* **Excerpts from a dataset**
--- START ---

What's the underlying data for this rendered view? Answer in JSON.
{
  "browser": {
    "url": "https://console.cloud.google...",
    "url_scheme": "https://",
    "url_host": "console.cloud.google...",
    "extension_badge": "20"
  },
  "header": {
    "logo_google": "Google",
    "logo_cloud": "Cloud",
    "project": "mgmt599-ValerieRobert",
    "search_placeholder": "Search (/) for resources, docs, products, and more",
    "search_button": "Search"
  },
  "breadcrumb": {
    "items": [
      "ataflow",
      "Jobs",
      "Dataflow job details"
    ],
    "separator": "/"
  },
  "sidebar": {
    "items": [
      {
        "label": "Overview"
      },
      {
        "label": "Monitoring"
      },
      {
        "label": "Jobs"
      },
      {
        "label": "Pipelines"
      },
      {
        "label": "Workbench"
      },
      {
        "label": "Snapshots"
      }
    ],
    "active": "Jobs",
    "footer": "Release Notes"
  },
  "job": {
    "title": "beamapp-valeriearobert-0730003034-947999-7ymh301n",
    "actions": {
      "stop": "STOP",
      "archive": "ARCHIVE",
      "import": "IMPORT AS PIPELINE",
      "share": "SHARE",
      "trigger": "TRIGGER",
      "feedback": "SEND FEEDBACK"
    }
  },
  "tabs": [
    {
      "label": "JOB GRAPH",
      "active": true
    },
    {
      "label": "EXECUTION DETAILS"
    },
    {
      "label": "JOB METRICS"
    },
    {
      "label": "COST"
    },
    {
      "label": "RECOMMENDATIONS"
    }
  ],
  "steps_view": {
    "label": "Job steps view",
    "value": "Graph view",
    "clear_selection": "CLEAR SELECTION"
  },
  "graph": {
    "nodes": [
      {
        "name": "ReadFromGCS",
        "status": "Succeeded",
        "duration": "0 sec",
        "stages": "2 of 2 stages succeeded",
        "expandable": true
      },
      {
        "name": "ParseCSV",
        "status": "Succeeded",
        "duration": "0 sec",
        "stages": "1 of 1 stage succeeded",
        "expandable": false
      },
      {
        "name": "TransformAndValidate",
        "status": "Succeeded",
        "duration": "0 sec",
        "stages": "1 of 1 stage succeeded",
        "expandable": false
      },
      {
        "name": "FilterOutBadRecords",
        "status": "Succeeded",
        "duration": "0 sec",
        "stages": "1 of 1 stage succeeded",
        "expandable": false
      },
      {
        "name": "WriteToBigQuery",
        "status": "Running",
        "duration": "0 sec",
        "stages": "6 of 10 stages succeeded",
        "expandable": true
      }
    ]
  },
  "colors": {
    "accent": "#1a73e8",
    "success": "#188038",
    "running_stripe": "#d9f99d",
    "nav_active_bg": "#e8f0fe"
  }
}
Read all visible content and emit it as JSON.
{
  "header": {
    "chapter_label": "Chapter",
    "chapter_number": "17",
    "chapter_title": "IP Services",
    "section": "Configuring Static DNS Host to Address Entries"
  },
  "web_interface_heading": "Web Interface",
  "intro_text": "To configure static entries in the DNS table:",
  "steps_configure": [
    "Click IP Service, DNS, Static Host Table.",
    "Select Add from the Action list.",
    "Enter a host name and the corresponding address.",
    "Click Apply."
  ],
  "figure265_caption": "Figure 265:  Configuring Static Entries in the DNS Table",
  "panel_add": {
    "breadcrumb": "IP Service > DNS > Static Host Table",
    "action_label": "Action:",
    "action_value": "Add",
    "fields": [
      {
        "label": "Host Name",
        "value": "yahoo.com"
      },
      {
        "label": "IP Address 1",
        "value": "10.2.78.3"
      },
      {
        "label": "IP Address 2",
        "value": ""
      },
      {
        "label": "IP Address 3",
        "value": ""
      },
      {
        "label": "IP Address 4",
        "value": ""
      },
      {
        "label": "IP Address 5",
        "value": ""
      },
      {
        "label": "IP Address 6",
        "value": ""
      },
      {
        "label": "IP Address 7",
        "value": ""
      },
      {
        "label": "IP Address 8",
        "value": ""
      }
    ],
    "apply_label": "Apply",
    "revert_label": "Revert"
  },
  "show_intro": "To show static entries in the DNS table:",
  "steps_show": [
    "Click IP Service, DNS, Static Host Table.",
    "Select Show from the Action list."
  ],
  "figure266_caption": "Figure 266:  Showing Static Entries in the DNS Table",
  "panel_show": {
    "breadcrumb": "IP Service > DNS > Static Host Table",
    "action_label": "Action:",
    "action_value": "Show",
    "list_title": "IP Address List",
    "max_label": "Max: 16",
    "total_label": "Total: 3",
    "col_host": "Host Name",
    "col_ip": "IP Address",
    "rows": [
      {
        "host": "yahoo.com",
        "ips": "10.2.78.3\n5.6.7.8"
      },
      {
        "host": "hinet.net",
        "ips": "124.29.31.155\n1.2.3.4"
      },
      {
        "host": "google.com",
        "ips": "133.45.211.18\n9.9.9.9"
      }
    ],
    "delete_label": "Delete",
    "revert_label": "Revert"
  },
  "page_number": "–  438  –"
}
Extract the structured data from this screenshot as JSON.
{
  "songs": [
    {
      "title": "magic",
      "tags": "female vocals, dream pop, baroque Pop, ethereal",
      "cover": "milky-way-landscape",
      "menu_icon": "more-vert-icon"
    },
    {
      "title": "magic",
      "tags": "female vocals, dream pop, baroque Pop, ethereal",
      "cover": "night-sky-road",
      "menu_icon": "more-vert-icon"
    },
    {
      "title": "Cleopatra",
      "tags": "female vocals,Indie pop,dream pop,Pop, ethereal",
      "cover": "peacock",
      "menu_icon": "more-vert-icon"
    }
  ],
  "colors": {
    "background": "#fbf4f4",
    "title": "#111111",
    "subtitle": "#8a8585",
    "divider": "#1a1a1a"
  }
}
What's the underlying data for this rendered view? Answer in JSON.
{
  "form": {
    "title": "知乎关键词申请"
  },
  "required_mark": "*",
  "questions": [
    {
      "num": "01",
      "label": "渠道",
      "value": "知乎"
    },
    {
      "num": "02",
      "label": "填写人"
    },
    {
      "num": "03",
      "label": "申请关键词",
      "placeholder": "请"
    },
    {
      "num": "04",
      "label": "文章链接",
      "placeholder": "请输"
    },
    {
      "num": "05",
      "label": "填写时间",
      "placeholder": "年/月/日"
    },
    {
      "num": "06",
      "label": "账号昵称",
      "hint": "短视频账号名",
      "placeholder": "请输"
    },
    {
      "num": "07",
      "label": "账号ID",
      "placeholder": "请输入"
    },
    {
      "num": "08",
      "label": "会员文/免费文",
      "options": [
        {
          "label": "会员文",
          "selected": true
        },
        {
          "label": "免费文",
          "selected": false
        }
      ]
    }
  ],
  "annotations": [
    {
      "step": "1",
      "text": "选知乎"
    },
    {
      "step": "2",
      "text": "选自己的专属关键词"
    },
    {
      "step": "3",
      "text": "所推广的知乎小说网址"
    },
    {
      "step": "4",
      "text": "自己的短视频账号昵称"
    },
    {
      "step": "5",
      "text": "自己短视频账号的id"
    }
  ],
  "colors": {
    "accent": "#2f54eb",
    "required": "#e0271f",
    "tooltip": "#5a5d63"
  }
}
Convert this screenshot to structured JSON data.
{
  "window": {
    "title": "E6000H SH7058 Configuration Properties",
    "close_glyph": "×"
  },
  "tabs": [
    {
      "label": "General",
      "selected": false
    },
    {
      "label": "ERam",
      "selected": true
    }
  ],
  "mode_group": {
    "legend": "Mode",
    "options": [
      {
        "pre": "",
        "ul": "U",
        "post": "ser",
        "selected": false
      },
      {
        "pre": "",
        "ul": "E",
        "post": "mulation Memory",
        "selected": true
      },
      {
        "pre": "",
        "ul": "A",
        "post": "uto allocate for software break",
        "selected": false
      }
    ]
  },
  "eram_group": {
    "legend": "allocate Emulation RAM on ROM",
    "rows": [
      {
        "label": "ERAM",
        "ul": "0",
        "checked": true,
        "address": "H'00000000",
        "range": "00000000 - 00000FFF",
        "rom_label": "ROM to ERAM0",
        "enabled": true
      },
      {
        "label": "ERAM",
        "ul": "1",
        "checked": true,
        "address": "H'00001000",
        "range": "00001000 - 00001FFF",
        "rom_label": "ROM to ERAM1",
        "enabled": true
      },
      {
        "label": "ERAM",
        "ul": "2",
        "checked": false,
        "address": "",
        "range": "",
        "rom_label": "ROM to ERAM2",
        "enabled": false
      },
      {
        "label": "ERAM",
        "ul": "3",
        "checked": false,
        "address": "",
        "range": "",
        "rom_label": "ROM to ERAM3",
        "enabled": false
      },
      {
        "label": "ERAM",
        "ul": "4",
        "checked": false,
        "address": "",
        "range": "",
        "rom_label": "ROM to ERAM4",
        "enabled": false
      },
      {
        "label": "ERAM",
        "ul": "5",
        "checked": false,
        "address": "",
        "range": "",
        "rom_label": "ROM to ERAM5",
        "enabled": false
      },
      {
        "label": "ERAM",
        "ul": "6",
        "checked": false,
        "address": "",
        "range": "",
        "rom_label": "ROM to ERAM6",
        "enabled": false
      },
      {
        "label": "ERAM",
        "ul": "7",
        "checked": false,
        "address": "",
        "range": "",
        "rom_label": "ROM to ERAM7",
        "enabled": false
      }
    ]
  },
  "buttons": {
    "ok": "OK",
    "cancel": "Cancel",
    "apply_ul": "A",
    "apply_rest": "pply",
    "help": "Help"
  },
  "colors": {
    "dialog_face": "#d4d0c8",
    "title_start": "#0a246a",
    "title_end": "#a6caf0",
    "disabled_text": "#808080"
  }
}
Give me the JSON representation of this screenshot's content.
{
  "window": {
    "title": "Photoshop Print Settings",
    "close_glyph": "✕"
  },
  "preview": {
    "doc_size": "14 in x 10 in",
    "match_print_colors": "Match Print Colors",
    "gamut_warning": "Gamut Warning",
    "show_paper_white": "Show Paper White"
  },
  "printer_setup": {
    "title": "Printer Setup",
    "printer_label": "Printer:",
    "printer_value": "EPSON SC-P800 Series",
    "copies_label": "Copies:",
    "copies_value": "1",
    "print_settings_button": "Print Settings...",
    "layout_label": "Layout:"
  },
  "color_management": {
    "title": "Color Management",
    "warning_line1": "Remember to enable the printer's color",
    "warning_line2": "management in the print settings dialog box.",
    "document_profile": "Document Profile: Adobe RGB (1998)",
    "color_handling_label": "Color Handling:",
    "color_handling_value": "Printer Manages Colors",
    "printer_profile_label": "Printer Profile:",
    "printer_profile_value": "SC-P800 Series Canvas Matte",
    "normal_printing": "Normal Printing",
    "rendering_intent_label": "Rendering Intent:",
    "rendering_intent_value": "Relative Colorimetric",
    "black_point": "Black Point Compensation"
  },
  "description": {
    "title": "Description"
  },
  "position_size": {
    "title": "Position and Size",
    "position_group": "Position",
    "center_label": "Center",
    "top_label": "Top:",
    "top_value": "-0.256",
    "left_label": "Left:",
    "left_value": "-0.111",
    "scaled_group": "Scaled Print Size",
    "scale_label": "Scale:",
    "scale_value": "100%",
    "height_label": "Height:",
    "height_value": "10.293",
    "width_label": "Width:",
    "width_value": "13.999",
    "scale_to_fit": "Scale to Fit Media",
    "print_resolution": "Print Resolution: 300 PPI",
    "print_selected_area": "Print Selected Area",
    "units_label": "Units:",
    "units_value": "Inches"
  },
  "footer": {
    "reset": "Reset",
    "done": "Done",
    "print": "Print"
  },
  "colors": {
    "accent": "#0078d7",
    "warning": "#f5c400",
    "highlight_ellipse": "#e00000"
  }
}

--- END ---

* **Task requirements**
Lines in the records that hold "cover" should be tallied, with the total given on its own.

* **Solution below**
3